Some of those collecting trips have taken Thompson under the ocean. Once, he agreed to invest in a nautical company conducting dives to the Titanic's wreckage, in exchange for the rights to let him host an exhibit with the artifacts. 

(Some of his finds are featured in the exhibit, Titanic: The Artifact Exhibition, now on display at the Houston Museum of Natural Science.)

Thompson met success with the Titanic venture, and he's confident that he will do the same in his next mission: Finding the long lost aircraft of Amelia Earhart. 

So confident, in fact, that Thompson has already laid out the design of a three-story museum, which will rest atop a barge and house the findings the impending recovery. In addition to those soon-to-come deep-sea artifacts, there exhibition will boast an automobile (which has already been leased), Earhart's trophies and jewelry and a replica of her childhood home.

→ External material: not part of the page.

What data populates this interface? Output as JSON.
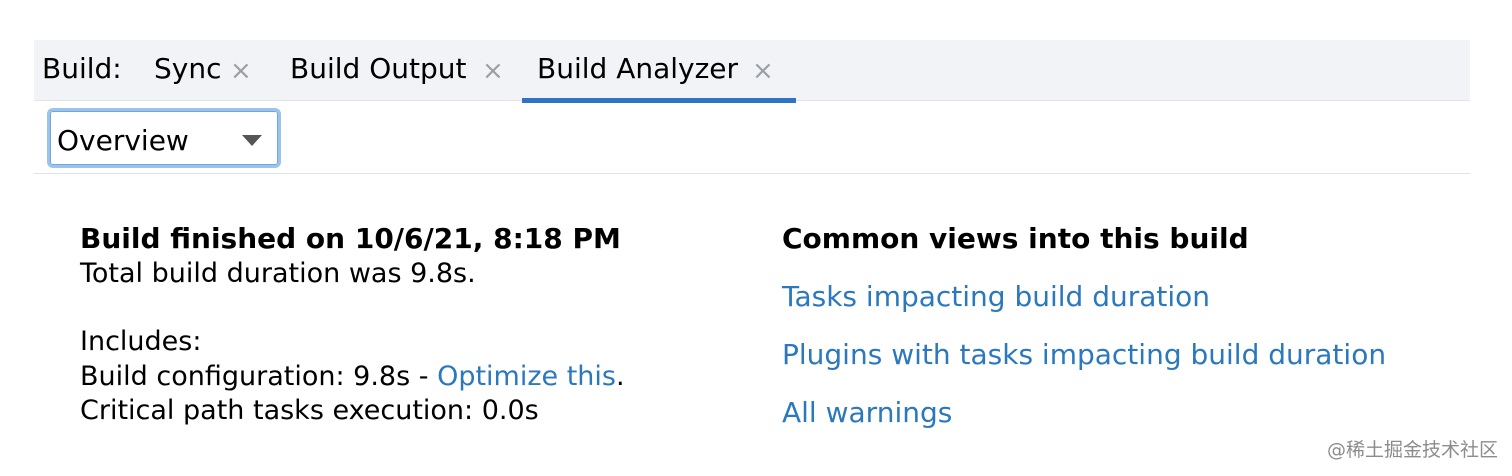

All that's missing is the plane, a Lockheed Model 10 Electra — and, Thompson hopes, Earhart's leather jacket. 

The search continues

"Passion, persistence and patience," Thompson says, are qualities required for cancer treatment as for searches on the ocean floor. He will serve as the sonar operator for the final Earhart remission, which is scheduled to take place this fall or the spring of 2013. 

Many theories have been posited about Earhart's mysterious disappearance over the years since 1937. Thompson says that the one supported by the International Group for Historic Aircraft Recovery (TIGHAR), government-endorsed and scheduled for later this year, is completely misled. 

 "I've been too successful in my life to fail this time," Thompson tells CultureMap.

In an informal presentation at the M.D. Anderson Proton Therapy Center, Thompson outlined the proprietary details that give this expedition an advantage over TIGHAR's: Years of research by Elgen Long, pilot and avid collector of historical data on Earhart's last flight; engineering analysis of Earhart's radio transmissions; and navigational reconstruction by Nauticos' software-based process, RENAV. 

That combined technology narrowed the search field to a 1,600 square mile rectangle. Two previous four-month-long searches have covered 1,200 square miles of the search field. Though these have not yielded results, Thompson remains sure that the remaining 400 square miles will produce an answer.  

"I've been too successful in my life to fail this time," Thompson tells CultureMap. "And this stay at M.D. Anderson is one I'm counting as a success." 

After receiving his last proton therapy treatment on Thursday, Thompson traveled to Pigeon Forge, Tenn., for the Titanic's 100th anniversary and the premiere of A Night to Remember. He will soon begin gearing up for the final Earhart expedition.